* RECORD EXCERPTS:
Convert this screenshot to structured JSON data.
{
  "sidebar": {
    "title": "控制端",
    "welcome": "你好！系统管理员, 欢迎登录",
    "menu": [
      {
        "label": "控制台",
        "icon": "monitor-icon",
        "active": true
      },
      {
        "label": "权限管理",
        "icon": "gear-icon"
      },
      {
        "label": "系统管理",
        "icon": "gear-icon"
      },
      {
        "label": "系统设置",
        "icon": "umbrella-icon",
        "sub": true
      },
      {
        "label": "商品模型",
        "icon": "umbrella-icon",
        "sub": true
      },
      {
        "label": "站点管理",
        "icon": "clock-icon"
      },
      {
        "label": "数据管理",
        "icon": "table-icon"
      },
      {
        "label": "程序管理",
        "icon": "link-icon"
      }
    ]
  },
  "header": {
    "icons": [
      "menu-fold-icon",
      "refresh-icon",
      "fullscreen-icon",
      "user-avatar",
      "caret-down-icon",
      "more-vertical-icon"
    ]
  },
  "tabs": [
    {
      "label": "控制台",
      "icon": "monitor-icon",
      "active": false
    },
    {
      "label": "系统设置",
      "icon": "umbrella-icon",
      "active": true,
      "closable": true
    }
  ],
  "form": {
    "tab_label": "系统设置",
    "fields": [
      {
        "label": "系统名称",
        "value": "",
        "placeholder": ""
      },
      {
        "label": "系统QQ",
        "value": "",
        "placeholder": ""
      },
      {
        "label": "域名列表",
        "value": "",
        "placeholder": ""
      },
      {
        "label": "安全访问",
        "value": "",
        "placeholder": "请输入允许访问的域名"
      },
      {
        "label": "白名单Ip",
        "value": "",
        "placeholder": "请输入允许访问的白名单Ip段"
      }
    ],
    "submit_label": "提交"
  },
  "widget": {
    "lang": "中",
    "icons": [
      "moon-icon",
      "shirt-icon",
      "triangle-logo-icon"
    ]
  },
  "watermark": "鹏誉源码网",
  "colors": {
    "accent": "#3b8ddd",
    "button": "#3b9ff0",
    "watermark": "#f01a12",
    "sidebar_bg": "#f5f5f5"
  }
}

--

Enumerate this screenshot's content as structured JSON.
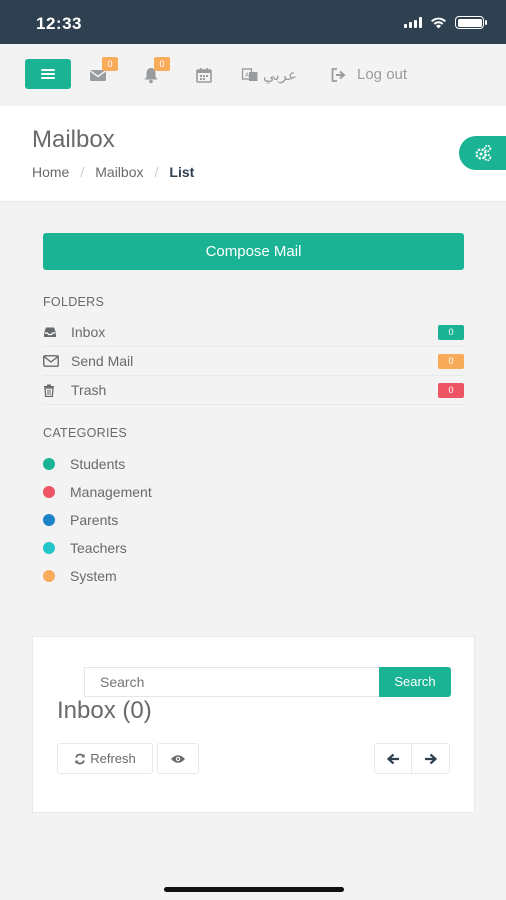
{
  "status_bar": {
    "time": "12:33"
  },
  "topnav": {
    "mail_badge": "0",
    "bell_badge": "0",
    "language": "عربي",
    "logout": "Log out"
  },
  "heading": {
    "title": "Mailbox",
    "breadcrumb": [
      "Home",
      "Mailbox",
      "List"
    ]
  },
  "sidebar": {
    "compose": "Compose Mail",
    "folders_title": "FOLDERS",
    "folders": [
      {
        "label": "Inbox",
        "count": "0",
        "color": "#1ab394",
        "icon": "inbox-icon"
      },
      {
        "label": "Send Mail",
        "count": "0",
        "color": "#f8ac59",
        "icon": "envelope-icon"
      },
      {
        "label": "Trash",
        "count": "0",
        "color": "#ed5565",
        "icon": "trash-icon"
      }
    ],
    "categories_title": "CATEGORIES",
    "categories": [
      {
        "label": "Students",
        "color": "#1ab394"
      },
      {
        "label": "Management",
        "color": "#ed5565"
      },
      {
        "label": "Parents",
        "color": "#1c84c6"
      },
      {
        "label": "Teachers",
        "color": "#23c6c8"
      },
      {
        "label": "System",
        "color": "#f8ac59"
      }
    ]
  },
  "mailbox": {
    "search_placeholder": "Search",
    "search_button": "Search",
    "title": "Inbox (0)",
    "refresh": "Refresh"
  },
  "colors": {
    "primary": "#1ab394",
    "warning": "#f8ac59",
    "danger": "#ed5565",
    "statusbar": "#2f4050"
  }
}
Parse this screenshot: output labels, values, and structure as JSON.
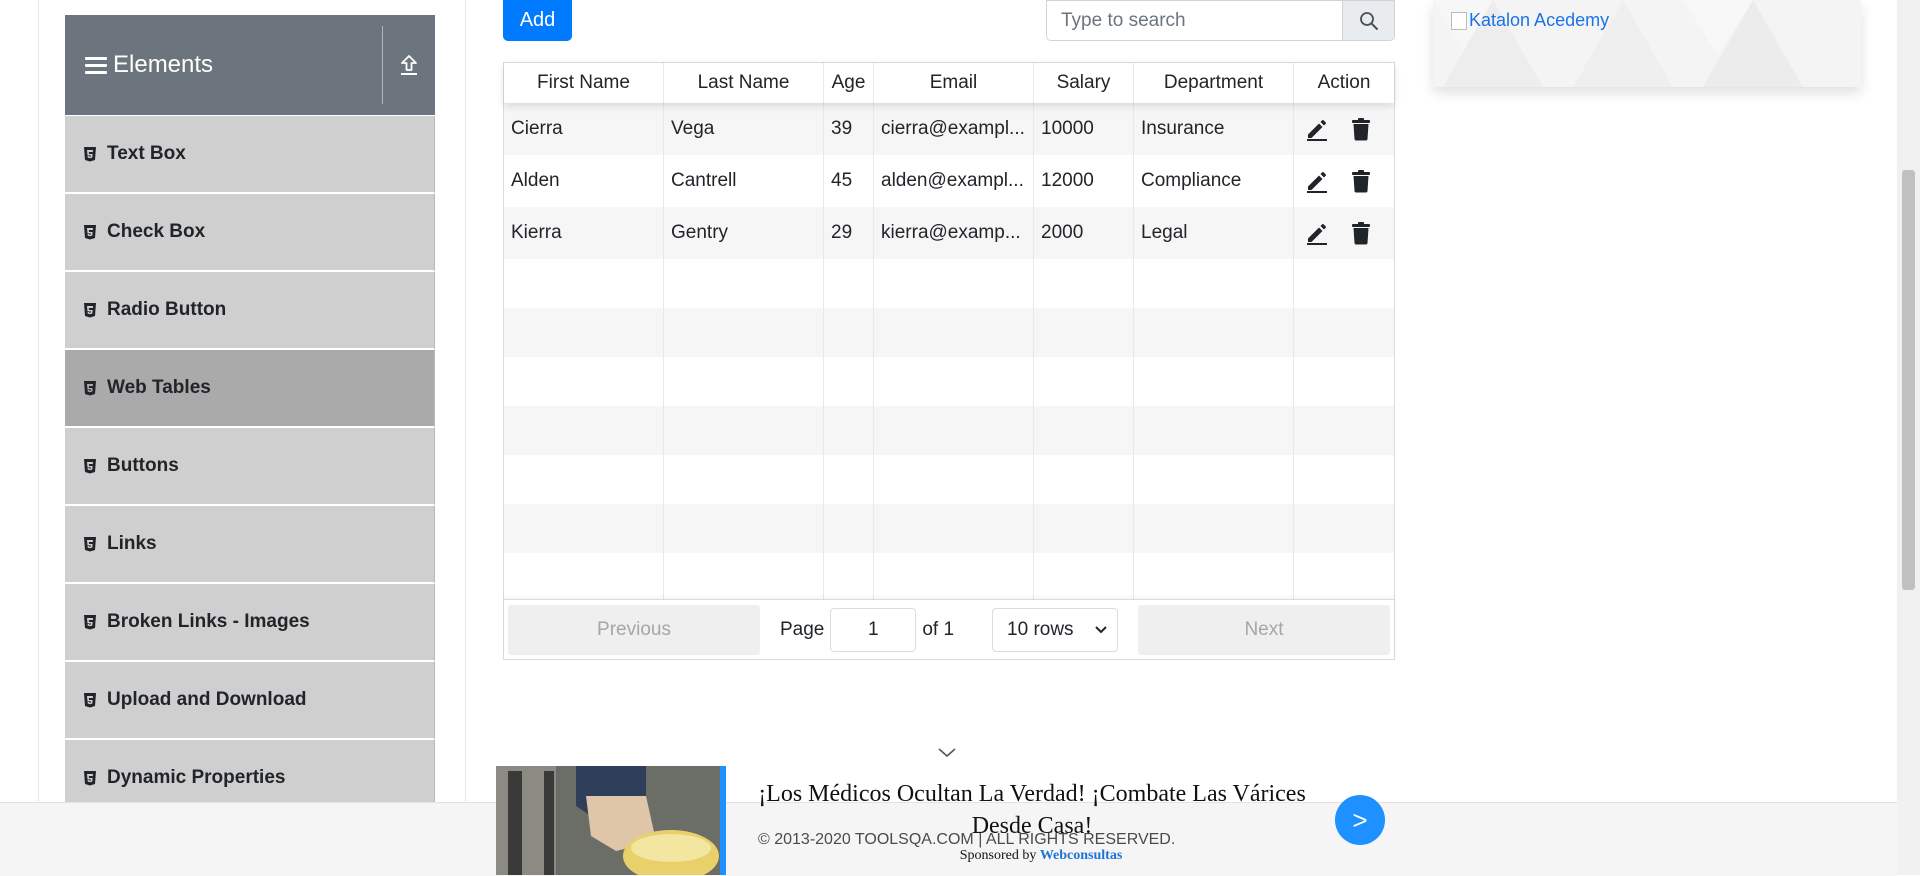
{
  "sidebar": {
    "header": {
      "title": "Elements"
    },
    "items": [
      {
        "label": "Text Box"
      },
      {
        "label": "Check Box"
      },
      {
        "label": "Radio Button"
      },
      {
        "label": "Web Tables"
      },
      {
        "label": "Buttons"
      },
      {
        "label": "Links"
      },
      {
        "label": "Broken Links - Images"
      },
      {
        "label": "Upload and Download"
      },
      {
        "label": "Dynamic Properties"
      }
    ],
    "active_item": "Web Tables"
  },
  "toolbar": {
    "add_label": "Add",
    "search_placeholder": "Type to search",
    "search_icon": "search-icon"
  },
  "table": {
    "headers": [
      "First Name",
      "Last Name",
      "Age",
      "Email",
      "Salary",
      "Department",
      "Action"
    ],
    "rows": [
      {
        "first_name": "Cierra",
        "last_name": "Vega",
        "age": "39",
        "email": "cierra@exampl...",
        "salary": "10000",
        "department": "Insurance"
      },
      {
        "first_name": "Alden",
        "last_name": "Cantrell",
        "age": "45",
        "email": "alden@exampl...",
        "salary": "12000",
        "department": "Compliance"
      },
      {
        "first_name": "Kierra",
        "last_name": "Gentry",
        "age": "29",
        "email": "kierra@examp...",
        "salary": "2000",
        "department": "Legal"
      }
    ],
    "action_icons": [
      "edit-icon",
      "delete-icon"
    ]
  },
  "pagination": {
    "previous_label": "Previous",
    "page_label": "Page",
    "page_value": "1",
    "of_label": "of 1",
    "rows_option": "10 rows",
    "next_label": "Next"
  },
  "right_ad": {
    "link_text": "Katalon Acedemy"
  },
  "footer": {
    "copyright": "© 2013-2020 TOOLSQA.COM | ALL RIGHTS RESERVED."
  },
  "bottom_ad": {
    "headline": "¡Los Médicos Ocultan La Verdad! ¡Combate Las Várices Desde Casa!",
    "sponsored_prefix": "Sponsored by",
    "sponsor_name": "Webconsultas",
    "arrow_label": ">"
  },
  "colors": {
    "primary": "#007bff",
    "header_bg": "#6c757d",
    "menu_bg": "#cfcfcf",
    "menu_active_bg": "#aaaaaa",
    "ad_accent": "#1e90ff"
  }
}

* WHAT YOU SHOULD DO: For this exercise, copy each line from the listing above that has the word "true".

* ANSWER BOX:
        "active": true
        "sub": true
        "sub": true
      "active": true,
      "closable": true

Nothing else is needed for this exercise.